Check every line of the data below for the word "message". Copy the ones that have it.

(Website and app data records)
-*-

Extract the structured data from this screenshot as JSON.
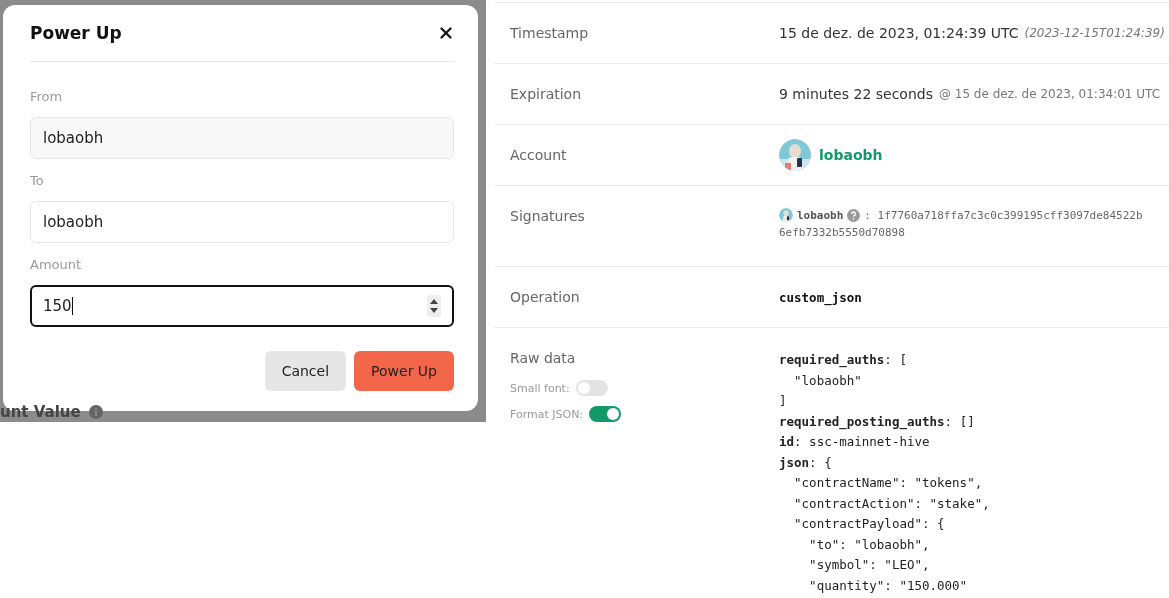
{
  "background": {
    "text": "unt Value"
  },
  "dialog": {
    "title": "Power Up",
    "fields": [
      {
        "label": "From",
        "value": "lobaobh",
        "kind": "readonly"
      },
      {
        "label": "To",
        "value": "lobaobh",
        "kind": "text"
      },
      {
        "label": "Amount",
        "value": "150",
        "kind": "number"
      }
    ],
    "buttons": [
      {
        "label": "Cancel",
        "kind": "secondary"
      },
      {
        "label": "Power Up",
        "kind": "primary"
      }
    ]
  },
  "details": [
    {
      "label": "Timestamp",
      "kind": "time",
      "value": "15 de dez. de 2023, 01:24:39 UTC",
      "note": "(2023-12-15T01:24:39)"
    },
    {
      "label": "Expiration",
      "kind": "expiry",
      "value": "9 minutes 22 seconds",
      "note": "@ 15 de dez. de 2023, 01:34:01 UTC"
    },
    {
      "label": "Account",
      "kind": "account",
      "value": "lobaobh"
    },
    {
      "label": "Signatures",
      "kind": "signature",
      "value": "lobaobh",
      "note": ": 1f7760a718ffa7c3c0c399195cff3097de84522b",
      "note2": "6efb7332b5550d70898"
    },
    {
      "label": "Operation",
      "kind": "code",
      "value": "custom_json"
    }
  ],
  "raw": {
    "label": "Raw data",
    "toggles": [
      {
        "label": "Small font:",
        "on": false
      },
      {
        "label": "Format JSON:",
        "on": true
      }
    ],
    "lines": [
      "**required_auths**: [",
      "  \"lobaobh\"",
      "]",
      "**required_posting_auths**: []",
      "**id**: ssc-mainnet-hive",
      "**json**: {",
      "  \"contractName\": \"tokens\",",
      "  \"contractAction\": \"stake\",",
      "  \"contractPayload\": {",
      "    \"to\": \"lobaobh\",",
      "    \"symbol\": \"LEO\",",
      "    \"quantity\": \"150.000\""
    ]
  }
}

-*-

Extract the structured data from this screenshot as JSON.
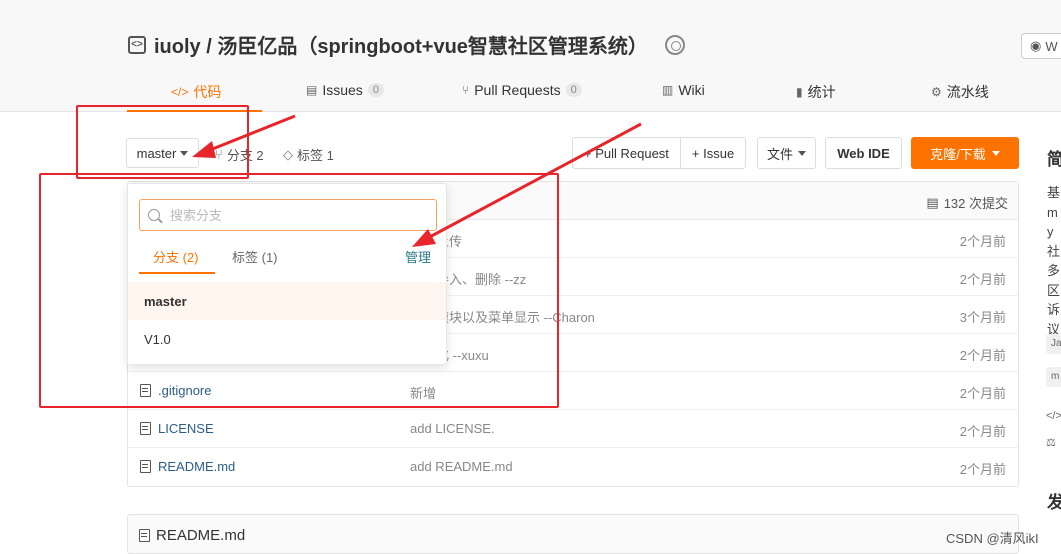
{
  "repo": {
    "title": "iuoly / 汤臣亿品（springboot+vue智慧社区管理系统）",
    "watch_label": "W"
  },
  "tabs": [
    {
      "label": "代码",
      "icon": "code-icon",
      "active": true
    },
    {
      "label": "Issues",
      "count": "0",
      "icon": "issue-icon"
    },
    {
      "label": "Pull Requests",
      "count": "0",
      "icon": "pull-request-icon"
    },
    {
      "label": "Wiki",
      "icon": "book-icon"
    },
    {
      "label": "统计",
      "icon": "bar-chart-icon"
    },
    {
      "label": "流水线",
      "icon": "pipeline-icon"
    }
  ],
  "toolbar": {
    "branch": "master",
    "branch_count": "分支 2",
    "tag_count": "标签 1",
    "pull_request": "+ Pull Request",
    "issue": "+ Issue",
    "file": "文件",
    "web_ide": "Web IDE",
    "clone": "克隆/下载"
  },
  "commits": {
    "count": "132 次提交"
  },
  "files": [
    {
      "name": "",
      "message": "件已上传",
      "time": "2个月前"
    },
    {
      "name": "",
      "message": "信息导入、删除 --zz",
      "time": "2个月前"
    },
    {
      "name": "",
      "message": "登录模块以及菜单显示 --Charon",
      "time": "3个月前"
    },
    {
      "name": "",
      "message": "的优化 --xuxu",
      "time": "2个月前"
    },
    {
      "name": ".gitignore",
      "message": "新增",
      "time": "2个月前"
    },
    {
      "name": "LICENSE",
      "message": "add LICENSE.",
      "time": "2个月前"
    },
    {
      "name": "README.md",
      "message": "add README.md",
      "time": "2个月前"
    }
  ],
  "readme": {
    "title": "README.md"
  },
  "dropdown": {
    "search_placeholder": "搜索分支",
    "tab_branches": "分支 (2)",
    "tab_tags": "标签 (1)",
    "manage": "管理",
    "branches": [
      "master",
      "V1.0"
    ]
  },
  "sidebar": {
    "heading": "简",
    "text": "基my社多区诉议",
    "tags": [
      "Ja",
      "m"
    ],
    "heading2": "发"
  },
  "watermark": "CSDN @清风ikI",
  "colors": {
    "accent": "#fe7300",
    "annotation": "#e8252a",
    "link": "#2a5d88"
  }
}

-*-

## EXERCISE ANSWER
      "message": "件已上传",
      "message": "信息导入、删除 --zz",
      "message": "登录模块以及菜单显示 --Charon",
      "message": "的优化 --xuxu",
      "message": "新增",
      "message": "add LICENSE.",
      "message": "add README.md",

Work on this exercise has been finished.